Items from a dataset
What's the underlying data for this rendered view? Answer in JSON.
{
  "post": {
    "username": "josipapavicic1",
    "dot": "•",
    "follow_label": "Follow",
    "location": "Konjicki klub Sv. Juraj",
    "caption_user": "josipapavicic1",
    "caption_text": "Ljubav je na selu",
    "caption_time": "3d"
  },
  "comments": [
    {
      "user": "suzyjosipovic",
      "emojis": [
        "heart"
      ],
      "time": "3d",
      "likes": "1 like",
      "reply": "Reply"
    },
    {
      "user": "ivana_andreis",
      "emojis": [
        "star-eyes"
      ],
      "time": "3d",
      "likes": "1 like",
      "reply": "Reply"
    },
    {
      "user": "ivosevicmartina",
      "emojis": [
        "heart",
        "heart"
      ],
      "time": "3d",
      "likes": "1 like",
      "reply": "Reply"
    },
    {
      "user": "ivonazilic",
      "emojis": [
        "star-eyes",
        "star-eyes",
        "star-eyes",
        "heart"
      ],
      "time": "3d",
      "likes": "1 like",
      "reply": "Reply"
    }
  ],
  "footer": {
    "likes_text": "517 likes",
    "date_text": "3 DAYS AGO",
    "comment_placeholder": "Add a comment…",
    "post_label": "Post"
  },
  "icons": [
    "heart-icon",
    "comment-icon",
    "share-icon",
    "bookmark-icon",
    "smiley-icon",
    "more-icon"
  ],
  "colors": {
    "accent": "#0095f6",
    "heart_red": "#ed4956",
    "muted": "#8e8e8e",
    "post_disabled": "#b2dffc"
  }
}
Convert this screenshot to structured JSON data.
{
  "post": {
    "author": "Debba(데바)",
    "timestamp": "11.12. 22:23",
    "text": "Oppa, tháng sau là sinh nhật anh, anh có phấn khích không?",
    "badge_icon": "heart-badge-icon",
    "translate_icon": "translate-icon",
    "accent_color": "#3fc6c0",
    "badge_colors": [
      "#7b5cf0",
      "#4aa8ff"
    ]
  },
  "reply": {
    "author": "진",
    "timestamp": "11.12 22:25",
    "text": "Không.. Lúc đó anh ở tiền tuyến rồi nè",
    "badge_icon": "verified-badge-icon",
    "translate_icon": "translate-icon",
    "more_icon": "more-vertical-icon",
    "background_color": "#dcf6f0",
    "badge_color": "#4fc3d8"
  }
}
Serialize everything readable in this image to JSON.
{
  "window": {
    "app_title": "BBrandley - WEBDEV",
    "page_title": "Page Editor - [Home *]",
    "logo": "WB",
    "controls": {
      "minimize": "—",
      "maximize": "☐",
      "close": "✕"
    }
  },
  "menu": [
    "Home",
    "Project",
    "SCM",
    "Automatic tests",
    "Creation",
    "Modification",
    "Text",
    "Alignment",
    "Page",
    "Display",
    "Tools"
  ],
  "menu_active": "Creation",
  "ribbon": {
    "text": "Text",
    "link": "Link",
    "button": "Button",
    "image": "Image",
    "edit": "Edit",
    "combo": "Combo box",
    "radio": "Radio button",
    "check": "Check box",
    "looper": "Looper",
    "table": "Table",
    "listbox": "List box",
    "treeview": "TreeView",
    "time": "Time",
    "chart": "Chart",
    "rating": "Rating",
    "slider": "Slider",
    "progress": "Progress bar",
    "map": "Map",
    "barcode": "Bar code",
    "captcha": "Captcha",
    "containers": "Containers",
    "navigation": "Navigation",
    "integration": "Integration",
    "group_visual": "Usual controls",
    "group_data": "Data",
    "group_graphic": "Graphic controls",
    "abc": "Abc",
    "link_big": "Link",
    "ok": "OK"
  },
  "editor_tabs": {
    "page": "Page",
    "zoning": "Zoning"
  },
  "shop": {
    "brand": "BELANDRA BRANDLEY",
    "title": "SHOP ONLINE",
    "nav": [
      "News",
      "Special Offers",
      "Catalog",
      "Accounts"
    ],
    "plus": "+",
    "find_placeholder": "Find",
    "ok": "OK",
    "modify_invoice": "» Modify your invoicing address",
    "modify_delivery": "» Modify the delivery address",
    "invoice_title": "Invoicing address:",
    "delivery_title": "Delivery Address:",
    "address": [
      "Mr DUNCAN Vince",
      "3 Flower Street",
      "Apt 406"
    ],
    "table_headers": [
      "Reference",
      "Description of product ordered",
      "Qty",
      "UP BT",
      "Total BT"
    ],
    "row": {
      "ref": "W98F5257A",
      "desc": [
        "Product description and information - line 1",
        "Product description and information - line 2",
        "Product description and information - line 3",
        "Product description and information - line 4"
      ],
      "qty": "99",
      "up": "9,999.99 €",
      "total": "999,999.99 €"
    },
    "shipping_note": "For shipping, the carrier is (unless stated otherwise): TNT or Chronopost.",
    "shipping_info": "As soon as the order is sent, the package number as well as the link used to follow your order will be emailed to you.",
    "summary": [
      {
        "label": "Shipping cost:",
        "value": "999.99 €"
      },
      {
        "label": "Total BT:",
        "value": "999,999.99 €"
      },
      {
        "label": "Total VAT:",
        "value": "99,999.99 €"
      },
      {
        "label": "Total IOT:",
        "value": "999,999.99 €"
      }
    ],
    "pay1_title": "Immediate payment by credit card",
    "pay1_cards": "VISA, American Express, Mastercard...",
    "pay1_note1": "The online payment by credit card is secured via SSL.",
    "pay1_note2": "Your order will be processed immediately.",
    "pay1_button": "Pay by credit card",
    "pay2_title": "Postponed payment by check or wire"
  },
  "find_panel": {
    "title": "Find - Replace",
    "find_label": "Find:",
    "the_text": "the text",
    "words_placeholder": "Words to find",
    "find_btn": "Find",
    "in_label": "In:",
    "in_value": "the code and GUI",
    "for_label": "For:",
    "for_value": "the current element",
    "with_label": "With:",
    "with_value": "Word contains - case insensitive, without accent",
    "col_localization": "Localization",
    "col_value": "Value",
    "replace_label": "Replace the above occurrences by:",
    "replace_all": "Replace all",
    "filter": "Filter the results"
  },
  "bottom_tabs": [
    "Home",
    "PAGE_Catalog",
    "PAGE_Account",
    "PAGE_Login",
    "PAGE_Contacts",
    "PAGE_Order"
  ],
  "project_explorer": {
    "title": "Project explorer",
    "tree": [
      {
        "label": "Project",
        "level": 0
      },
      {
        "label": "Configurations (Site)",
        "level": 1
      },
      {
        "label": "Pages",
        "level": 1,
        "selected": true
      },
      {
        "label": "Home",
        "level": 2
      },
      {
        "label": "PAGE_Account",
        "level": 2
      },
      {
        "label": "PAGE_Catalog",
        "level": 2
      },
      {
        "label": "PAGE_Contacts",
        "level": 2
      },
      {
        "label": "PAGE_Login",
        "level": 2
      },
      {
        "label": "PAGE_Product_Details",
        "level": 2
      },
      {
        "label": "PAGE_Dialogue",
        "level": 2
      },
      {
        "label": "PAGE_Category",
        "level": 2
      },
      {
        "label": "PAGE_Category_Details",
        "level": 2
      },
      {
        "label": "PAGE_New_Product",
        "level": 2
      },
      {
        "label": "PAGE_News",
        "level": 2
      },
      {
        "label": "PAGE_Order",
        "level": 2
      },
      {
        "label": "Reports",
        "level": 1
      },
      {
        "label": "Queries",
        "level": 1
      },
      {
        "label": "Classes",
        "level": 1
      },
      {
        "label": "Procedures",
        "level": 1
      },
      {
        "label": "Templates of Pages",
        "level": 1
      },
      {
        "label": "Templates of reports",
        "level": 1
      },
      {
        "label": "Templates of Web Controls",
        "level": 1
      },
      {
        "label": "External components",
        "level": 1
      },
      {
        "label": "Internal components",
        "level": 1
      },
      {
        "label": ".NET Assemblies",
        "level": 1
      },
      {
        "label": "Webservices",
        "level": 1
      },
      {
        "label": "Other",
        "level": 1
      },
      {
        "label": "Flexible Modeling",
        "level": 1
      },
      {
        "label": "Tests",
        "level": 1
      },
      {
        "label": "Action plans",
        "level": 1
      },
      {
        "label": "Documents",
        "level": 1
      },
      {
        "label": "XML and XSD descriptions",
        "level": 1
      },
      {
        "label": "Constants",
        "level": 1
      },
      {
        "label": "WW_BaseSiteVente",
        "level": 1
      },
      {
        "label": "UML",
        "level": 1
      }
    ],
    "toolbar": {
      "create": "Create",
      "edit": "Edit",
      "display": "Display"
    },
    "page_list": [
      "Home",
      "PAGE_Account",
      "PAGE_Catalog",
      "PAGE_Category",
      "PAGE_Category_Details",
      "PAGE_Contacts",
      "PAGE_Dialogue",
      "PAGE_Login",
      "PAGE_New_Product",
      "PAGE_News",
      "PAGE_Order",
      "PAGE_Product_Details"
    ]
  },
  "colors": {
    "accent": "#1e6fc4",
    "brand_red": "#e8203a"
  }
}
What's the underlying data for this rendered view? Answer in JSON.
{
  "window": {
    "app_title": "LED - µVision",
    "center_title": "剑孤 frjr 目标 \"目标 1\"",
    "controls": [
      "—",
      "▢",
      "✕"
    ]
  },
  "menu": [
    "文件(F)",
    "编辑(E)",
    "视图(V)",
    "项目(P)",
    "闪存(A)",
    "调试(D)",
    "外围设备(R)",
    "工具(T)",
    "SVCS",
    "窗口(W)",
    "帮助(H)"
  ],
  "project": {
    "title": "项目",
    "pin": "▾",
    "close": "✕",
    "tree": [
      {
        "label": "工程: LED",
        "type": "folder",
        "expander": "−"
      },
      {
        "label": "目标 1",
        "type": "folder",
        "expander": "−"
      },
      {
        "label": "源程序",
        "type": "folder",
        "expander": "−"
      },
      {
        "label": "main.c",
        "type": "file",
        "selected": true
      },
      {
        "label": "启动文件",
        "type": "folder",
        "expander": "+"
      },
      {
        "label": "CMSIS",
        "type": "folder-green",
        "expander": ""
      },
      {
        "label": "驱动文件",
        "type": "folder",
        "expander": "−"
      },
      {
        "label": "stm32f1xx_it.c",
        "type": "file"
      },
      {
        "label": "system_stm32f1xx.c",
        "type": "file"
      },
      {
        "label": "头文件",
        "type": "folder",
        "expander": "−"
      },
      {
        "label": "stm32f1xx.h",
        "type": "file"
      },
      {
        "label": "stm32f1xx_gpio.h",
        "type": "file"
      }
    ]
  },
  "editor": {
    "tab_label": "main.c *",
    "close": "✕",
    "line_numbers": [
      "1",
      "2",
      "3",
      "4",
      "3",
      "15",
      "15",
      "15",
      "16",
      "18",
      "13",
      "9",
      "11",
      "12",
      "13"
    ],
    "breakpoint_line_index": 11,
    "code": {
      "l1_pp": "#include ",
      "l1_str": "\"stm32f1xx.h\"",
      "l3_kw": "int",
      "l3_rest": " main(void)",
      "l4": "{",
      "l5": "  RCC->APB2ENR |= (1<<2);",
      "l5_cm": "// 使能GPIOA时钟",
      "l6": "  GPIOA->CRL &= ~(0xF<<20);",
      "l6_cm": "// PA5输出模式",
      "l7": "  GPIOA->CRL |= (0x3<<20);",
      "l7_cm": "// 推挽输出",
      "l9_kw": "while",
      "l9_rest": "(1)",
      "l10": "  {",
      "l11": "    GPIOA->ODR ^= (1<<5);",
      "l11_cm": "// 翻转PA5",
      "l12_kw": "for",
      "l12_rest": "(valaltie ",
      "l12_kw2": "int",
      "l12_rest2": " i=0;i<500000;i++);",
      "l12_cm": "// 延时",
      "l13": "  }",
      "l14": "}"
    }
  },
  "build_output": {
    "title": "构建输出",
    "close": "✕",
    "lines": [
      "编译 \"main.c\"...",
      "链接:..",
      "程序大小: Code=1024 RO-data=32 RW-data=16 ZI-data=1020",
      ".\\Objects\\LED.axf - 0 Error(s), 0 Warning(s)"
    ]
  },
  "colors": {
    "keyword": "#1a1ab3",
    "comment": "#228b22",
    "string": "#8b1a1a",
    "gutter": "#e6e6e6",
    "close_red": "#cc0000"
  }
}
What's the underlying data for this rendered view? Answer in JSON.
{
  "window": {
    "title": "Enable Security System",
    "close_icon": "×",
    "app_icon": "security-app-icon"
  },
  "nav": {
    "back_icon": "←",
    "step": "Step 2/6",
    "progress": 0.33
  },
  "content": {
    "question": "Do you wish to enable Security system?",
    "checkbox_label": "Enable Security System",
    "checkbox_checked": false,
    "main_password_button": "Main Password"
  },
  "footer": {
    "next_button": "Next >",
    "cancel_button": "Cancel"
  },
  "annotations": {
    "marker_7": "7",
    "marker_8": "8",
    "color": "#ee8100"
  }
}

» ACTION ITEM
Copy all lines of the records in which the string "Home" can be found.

» ANSWER
    "page_title": "Page Editor - [Home *]",
    "Home",
    "Home",
        "label": "Home",
      "Home",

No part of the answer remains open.